- If the repair is more than half the value of the car, consider selling or donating it and buying a new (to me) car.
- If the repair is less than $500, pay through savings or with a credit card (assuming the $500 can be repaid before the grace period ends). If the repair is greater, begin liquidating CDs starting with the shortest original maturity period (6 months is best, since the penalty will usually be only 3 months compared to 6 months on a 12-month CD) and lowest interest rate.
- Bring the car in and schedule a ride to work with a friend (or get quotes and rent a car).
- Redirect monthly savings away from another goal to replenishing the emergency fund.
Most of the numbers used are example figures used to illustrate the idea of these plans.
Deciding how much to save. My car is a 2003 Toyota Celica and we don’t anticipate major repairs on the vehicle because it’s not at the age, or mileage, where major repairs are expected. That being said, a $500 repair would be significant and so we’ve decided to set an emergency fund allocation of $500 to cover a car repair scenario. We save an extra $42 a month into the emergency fund for a year to cover this.
Our emergency fund is much larger, $2,500 a month, to cover the whole gamut of potential issues (most notably, the mortgage in case of a job loss or a major medical emergency). Our emergency fund is saved up in a CD ladder , with one rung sitting in a high yield savings account . Should we have a car accident under $3,000, we would pay for it on a credit card for the points and then pay off the credit card from savings.
Why Should I Conduct A Financial Fire Drill?
Why is this important? If you’ve ever been fired, and I have, then you know what it feels like. It’s like someone punching you in the stomach and knocking the wind out of you. It doesn’t feel good. When that pain subsides, you start feeling the pressure of having to find another job.
Having to “figure out” how to find another job is really difficult when you have to deal with all the emotional aspects of losing one. If you’ve planned ahead of time, then you can go through the steps without having to “figure it out.” This takes the thinking process out of the equation and just lets you work on executing it.
The response plan can also help you make decisions dispassionately. In the heat of the moment, your judgment might be clouded by a variety of factors. When you’re sitting at home, with a job, with a working car, and without the pressure of an emergency weighing on your mind, you can make better informed decisions. Putting those decisions on paper can give you guidance when a real emergency happens.
The response plan can help others make decisions for you if you’re incapacitated. Anytime you write down the decisions you’ve made in your head, you empower others to act on your behalf if you cannot. You should put your fire drill response plan next to the list of all your bank accounts  so that if someone else needs to handle your finances, they know what to do. Without guidance, they’ll use their own judgment which will invariably be different than yours.

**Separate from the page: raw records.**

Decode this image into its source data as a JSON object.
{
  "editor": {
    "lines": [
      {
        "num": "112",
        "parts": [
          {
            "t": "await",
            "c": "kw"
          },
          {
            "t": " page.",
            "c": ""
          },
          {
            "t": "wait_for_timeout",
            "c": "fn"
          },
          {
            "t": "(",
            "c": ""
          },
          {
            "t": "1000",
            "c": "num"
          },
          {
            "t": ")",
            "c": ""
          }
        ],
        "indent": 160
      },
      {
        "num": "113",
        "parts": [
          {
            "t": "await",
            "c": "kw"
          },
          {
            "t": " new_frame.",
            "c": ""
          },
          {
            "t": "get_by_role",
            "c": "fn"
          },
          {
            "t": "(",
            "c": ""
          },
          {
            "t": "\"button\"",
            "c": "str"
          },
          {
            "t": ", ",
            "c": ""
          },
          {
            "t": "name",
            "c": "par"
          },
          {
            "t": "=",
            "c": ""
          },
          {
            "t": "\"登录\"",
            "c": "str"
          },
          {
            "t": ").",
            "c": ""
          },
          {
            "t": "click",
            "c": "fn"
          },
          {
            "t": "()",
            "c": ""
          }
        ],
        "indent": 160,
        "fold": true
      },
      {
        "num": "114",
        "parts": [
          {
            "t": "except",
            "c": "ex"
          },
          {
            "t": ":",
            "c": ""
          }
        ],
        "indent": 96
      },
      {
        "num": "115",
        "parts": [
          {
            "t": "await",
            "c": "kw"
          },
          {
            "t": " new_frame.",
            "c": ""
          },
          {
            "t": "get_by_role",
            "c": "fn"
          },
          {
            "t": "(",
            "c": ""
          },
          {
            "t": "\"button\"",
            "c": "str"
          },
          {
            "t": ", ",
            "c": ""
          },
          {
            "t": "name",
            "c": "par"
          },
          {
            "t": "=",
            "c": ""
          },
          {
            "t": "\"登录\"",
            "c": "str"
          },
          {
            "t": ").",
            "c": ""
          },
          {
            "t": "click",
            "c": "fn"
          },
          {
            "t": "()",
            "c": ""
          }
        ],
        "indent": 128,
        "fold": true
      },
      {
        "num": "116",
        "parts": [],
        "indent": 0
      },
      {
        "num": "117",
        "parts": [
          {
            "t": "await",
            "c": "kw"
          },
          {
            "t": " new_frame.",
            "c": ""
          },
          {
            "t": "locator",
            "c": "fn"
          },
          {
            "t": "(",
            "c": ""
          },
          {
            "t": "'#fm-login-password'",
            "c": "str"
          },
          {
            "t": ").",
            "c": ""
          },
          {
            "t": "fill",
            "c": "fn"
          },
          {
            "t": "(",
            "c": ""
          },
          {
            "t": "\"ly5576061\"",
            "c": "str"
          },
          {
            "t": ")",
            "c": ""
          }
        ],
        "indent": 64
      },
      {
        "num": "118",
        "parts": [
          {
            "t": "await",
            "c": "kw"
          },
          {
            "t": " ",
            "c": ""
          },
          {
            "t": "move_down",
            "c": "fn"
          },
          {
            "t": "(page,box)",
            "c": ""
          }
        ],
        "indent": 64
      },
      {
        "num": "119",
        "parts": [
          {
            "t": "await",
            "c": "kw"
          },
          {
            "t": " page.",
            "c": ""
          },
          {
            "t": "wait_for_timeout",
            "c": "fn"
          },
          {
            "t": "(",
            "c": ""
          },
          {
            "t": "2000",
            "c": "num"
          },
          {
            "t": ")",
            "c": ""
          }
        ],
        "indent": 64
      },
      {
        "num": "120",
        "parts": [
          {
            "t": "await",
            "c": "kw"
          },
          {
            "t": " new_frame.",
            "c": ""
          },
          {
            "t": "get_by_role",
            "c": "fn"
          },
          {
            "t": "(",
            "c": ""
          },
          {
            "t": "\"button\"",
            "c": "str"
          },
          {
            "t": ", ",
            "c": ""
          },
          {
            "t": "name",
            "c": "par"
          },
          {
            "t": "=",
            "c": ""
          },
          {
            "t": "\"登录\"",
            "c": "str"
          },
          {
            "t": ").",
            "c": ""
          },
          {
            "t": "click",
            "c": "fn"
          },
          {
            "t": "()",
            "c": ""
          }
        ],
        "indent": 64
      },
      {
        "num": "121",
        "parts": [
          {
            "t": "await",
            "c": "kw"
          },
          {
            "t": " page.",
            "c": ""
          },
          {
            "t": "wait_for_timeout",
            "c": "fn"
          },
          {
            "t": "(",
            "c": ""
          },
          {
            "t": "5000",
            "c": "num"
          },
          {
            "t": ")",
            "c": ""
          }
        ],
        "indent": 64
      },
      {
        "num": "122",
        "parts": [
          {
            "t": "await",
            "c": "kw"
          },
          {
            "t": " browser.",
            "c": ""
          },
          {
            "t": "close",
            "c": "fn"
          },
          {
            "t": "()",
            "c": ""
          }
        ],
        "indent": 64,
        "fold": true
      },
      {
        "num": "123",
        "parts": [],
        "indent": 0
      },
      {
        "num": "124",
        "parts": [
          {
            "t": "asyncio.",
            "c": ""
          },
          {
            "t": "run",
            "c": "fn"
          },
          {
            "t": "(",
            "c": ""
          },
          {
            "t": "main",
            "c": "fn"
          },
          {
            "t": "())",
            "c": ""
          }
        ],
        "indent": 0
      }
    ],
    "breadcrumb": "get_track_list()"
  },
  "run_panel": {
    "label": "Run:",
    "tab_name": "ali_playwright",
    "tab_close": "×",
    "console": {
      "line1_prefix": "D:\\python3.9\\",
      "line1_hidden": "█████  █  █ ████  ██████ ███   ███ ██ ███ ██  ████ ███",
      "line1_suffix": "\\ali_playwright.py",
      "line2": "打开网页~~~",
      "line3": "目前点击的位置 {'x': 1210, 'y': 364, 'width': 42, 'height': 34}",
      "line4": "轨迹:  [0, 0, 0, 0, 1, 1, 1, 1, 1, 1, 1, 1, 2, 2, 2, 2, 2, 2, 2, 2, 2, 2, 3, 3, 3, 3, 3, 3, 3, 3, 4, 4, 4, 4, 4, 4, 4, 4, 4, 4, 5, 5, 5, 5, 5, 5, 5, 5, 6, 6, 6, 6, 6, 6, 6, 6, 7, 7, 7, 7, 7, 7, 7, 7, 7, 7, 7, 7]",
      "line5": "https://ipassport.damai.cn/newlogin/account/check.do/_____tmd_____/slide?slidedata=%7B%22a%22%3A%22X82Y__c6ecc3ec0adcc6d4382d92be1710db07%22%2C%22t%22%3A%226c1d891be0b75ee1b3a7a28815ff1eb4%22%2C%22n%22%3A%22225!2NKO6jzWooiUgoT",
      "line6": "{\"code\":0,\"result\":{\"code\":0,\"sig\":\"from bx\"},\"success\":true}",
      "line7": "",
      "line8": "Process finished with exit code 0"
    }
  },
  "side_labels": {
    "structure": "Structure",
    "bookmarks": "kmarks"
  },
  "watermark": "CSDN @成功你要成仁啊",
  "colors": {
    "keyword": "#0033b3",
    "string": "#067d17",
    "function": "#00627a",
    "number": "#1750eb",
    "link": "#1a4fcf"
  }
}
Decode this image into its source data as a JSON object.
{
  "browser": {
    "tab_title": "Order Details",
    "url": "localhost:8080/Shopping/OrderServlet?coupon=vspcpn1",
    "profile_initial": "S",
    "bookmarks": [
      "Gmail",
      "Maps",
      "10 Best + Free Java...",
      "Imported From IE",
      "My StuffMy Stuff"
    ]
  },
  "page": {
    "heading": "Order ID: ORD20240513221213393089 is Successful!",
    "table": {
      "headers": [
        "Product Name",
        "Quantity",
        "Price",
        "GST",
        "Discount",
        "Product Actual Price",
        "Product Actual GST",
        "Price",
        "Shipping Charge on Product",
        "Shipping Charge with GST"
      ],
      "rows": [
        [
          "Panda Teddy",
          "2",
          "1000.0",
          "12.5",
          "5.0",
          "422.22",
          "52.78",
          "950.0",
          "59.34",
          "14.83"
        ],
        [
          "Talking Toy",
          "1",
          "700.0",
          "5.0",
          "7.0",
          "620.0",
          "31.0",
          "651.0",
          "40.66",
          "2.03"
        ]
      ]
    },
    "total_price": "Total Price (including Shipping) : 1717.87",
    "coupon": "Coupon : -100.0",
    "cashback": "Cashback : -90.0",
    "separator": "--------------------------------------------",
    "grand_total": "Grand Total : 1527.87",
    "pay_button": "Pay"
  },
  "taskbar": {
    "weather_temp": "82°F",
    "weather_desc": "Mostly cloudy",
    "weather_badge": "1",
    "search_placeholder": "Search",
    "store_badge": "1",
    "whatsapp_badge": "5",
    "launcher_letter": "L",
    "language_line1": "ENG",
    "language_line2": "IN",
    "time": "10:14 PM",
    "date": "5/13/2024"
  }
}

Have you conducted financial fire drills and put together response plans? If so, I’d love to hear your thoughts in the comments below.
(Photo: mbtrama )